Tilapia de la Faja farm in Guatemala has received a grant from salmon farmer Kvarøy Arctic. Photo: Kvarøy Arctic.
Tilapia de la Faja farm in Guatemala has received a grant from salmon farmer Kvarøy Arctic. Photo: Kvarøy Arctic.

A tilapia producer and a coral farmer in parts of the world hit by natural disasters are boosting production thanks for funding from salmon farmer Kvarøy Arctic.

In an area of Guatemala impacted by a volcanic eruption in 2018, the Norwegian company’s grant is enabling Tilapia de la Faja is building seven new tilapia ponds and implementing the use of oxygenators facilitating year-round production and a steady stream of protein.

The organic tilapia farm, founded three years ago by seven young entrepreneurs, currently supplies fish to five communities within its municipality. The growth of production will allow it to reach 45 communities with an uninterrupted supply of fresh tilapia.

Coral Vita founders Gator Halpern, left, and Sam Teicher. Photo: Kvarøy Arctic.
Coral Vita founders Gator Halpern, left, and Sam Teicher. Photo: Kvarøy Arctic.

Storm surge

In the Bahamas, Kvarøy Arctic’s grant is helping Coral Vita, the world’s first commercial land-based coral farm, rebuild after the farm was mostly destroyed by a 17 ft storm surge due to Hurricane Dorian.

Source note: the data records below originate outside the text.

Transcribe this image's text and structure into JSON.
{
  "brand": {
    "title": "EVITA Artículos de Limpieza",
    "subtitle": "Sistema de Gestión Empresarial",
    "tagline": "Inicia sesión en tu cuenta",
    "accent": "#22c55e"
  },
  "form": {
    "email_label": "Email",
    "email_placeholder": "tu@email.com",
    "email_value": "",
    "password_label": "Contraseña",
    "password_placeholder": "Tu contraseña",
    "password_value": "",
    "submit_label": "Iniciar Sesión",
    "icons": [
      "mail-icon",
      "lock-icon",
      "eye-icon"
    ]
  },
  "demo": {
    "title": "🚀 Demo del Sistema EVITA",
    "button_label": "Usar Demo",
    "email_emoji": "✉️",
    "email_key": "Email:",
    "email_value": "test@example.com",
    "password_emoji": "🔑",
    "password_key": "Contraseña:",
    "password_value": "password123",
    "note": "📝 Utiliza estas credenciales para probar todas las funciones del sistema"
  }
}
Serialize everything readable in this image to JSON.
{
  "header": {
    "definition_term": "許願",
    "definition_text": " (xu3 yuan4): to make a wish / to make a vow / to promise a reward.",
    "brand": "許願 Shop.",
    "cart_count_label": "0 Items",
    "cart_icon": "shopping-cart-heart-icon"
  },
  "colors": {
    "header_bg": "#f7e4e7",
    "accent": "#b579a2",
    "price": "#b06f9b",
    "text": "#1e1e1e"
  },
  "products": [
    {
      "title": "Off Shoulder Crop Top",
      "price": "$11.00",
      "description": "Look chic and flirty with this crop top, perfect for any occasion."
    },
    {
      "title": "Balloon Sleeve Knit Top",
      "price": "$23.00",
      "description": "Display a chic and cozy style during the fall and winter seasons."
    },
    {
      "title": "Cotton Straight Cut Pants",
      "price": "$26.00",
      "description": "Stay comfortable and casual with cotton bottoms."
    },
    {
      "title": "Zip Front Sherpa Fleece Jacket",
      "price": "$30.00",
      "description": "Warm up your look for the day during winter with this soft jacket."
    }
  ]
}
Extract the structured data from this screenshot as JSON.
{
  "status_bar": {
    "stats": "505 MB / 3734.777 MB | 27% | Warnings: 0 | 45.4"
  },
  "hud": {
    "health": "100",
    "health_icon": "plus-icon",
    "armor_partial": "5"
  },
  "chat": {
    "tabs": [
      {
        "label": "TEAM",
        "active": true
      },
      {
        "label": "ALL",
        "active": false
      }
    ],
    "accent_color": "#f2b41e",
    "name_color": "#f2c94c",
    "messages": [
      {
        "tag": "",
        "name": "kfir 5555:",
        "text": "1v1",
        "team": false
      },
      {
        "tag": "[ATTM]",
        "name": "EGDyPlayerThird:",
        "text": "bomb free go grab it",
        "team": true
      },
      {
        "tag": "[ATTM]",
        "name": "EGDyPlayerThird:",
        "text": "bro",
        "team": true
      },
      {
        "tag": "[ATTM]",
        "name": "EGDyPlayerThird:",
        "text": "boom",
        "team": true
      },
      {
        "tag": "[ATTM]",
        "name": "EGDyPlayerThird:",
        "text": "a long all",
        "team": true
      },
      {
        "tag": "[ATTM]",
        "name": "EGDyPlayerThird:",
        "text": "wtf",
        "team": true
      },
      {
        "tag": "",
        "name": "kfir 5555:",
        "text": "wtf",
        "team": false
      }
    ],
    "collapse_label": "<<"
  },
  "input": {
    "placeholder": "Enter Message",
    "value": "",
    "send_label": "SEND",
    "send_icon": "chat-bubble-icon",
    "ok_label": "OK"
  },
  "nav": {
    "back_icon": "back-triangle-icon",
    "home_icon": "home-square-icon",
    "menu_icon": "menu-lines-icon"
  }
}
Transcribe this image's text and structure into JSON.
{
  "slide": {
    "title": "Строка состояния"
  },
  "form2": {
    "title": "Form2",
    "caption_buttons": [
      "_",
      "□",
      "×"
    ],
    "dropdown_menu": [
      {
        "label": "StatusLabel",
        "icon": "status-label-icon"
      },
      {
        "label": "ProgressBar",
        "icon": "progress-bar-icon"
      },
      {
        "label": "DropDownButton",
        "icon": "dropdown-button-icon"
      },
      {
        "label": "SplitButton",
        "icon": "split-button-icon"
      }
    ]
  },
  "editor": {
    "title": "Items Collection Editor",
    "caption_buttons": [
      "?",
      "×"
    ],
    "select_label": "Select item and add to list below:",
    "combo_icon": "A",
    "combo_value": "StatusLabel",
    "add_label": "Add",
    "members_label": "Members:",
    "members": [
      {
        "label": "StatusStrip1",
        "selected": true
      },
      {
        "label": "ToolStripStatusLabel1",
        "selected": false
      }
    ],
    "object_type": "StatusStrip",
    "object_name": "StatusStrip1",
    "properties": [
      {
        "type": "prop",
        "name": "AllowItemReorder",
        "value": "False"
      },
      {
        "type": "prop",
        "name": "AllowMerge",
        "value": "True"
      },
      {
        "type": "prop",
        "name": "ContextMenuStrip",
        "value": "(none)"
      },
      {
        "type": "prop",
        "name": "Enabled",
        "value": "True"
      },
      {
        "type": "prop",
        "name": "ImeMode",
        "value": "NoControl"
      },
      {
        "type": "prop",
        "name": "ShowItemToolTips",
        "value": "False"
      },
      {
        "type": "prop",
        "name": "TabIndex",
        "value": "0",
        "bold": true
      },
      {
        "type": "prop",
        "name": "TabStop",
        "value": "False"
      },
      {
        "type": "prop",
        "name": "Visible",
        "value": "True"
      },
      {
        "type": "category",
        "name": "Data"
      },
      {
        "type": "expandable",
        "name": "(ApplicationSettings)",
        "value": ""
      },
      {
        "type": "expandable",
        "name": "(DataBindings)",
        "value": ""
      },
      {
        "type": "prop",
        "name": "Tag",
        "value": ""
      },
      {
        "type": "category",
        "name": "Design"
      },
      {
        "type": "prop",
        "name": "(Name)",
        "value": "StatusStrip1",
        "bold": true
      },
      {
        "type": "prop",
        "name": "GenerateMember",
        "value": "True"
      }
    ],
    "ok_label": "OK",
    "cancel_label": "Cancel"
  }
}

Founded by Sam Teicher and Gator Halpern, Coral Vita is dedicated to maintaining and regrowing coral reefs incorporating breakthrough techniques for growing coral up to 50 times faster while boosting resilience against warming, acidifying oceans.

After focusing on humanitarian aid in the aftermath of the storm surge, Coral Vita is returning to its core mission. Through the Kvarøy Arctic grant, Coral Vita will invest in critical infrastructure for its project including a heat pump system, a heat exchange system, and a UVC filter, all of which are necessary due to the compromised water table from recent hurricanes. These innovations will allow Coral Vita to increase its efforts from growing hundreds to over 10,000 coral fragments and build capacity for local jobs and tourism.

Rebuilding better

Kvarøy Arctic, which supplies salmon to the Whole Foods Market chain in the US, is providing its support through the World Central Kitchen (WCK) Food Producer Network. WCK is a non-profit organisation that uses food to nourish communities and strengthen economies in times of crisis and beyond.

“The support of WCK and Kvarøy Arctic has helped us rebuild our farm even better than it was before the devastation of Hurricane Dorian,” said Coral Vita’s Halpern. “We've been able to scale our operations and increase the efficiency of our coral farming infrastructure to further benefit the reef ecosystem and community of the Bahamas.”

“We believe in the importance of supporting a diverse array of projects to benefit the health of our oceans and our communities globally,” said Kvarøy Arctic development director Jennifer Bushman in a press release.

“Aquaculture isn’t a well-known industry in the Caribbean and we believe our support through this WCK program will help grow the industry for the benefit of us all.”